Your less important items can be purchased on destination. Clothing, hygienics, chargers and other personal items can be replaced. Your jerseys cannot. Your checked baggage can be reserved for these items and more, less valuable items or jerseys such as pucks, strategically packed gear and jerseys.
Since we will be packing most of our items in our carry-on bags that are not weight restricted, we need to maximize every inch of space those bags allow. When packing, the thing that takes up the most space is air. Yes, air. Our objective is to take air out of the equation.
Enter the vacuum cleaner and large freezer ziploc bags. Fold your jerseys you will be packing in your carry-ons in a way that they will sit flat inside the freezer bag. A square or rectangular shape is best as pictured below. Place your jersey in the bag and zip it up half way. Put your most narrow attachment on the hose of your vacuum and place just the nozzle in the bag. Turn on the vacuum. As the air is sucked from the bag, your jersey will compress. Make sure to keep a hand on the jersey and nozzle to avoid sucking the jersey into the nozzle. Try to keep the jersey at the bottom of the bag, farthest from the nozzle. When no more air can be sucked from the bag, zip the rest of the bag up while removing the nozzle.
You should now have the smallest package possible to place inside your carry-on luggage. Pack your roller bag first, then your book bag, starting with your most expensive jersey and working down to the least. Anything left, place in your checked bag.

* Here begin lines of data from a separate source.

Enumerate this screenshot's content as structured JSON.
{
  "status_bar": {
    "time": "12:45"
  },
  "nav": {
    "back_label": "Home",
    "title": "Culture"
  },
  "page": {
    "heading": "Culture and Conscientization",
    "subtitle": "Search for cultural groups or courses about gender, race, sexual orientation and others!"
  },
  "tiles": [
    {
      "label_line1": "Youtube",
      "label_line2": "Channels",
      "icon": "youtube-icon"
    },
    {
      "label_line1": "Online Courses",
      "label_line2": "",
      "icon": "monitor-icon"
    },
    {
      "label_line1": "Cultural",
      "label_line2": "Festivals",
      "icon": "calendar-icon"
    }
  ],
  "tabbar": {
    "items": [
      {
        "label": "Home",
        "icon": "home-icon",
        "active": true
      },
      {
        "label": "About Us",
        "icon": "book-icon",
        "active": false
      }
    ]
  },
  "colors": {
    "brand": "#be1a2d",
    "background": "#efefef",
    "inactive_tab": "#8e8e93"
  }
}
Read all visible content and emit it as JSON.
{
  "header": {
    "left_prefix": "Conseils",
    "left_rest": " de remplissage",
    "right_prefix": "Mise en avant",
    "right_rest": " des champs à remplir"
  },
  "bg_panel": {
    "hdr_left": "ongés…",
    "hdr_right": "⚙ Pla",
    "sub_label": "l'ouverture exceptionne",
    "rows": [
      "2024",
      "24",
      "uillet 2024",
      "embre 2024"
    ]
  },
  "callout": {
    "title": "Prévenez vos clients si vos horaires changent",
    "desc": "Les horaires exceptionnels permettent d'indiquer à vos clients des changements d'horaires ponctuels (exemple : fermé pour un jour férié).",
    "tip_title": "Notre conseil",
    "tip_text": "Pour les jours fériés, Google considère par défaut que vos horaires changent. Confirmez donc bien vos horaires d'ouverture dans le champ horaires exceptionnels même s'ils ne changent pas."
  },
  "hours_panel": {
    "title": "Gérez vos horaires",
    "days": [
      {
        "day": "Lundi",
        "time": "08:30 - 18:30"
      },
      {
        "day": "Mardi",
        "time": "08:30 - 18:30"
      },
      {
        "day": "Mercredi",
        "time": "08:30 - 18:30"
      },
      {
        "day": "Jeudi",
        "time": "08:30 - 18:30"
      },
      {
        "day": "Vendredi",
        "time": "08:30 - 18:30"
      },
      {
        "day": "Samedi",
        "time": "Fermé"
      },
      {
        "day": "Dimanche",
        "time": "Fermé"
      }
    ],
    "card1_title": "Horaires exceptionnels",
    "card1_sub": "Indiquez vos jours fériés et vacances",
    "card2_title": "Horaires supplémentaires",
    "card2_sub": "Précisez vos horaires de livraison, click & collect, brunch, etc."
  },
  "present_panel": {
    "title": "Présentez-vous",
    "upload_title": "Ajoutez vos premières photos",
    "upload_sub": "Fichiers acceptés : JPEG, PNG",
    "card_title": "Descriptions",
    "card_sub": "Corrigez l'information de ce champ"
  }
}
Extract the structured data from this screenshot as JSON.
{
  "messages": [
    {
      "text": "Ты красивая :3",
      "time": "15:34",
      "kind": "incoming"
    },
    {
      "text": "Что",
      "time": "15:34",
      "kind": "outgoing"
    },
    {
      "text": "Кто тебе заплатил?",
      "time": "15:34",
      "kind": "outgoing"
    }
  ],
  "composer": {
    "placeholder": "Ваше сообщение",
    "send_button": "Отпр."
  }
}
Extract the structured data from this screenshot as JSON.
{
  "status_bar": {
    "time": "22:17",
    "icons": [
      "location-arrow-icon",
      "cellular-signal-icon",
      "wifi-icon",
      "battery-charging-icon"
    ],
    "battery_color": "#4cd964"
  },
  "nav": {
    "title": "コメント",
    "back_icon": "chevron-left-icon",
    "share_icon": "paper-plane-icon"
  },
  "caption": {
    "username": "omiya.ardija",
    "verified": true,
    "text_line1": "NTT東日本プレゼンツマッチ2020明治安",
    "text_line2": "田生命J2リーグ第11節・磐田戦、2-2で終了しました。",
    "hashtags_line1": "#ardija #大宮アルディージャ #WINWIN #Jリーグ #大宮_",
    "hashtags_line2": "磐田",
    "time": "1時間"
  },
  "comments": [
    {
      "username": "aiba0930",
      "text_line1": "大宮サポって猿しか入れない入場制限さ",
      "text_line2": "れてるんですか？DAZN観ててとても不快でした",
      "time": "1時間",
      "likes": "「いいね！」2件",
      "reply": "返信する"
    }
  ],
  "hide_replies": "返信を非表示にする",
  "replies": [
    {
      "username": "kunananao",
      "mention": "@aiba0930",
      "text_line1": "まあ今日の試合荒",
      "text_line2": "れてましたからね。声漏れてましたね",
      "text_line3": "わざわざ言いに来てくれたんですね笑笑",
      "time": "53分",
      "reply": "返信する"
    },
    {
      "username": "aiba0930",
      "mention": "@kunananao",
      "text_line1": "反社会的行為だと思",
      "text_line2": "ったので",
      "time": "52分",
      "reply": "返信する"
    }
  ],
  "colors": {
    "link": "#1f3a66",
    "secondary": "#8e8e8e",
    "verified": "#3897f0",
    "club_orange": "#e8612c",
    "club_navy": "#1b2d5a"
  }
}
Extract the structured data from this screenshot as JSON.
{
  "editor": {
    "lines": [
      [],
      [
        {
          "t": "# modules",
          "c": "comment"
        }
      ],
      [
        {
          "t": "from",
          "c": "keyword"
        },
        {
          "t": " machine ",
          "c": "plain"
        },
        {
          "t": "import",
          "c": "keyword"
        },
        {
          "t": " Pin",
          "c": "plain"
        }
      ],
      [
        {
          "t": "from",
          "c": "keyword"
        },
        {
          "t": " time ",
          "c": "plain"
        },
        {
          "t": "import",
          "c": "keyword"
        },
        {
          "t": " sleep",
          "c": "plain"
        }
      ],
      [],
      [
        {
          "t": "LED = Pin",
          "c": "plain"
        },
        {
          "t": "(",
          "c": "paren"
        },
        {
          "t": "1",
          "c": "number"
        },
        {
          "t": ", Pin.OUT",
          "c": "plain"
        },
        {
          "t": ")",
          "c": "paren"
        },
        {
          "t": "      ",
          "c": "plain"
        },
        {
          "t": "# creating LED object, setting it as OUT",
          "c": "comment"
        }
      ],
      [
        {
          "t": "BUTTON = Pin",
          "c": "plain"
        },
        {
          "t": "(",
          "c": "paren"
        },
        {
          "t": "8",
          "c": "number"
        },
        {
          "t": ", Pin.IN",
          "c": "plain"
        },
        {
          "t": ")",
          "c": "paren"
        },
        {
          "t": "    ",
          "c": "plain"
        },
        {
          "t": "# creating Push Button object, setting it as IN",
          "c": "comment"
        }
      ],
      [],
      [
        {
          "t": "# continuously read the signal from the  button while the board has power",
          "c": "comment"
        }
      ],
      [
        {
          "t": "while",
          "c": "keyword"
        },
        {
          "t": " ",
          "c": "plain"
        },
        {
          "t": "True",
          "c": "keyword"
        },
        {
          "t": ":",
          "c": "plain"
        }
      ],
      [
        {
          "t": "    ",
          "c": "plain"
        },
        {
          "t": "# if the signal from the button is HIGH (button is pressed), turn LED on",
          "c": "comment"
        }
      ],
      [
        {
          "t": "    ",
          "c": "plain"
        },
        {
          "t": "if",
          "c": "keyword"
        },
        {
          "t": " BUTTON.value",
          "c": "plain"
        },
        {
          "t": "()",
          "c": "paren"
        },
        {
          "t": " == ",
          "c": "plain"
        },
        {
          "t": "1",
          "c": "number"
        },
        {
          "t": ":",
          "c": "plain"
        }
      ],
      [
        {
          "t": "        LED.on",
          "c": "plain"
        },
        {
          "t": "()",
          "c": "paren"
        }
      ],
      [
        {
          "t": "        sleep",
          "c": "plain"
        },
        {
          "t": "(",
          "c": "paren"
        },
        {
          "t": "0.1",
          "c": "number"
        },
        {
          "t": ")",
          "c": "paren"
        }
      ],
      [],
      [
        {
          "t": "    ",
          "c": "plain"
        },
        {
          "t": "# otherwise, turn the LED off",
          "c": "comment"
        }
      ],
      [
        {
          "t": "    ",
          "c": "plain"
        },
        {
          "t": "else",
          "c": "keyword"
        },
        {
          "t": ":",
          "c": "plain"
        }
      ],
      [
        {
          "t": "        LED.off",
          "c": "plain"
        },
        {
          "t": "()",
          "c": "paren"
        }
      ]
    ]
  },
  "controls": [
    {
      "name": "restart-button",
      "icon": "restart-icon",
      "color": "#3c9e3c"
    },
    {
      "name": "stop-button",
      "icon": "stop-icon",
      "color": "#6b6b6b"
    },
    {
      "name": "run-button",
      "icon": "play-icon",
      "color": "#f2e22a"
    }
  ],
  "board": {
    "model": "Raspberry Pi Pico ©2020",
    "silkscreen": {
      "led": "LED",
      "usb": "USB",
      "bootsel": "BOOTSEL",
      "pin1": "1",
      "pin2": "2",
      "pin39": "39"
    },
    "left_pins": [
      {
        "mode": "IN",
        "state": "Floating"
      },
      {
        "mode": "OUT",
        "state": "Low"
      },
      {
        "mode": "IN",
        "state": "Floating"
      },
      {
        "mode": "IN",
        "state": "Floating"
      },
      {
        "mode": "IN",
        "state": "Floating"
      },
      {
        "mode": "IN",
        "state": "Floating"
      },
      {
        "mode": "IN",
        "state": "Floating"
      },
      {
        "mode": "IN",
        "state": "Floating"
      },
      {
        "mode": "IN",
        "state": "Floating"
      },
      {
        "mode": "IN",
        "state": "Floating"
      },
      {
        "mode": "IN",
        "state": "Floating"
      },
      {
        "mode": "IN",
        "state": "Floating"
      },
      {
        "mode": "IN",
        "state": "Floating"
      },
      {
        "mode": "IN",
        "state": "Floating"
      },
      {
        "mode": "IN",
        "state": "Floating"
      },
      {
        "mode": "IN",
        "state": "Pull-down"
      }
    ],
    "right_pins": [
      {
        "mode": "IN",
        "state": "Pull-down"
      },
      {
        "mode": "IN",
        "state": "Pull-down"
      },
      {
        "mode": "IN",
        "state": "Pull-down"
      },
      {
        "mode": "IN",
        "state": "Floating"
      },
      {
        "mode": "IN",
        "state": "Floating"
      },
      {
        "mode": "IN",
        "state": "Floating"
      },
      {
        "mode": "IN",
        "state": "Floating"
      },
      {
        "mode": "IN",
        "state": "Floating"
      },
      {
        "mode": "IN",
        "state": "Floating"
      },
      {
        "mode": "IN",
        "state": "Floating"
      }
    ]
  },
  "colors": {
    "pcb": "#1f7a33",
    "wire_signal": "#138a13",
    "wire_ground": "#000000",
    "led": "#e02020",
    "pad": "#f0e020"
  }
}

Gear takes up a lot of space but does not weigh much. You can utilize the space in gear to pack other things. Stuff a T-shirt in a helmet. Put your socks in the gloves. Once you have tried to utilize the space in the gear you are bringing, its time to tetis the crap out of this bag.
Many bags have internal holding straps. Utilize these. Dont worry about the bulge. Once you have packed your items, we will take care of the bulge with baggage straps. Wrap your bag in 2 clip release baggage straps. Once at the top 1/4 and one at the bottom 1/4. Not only with this keep the bulge in check, it can help deter TSA from opening your back to inspect your items and ruining your packing job and it gives the baggage handlers something else to hold on to when moving your page, thus preventing risk of damage.
You are now ready to travel with your jerseys. Good luck!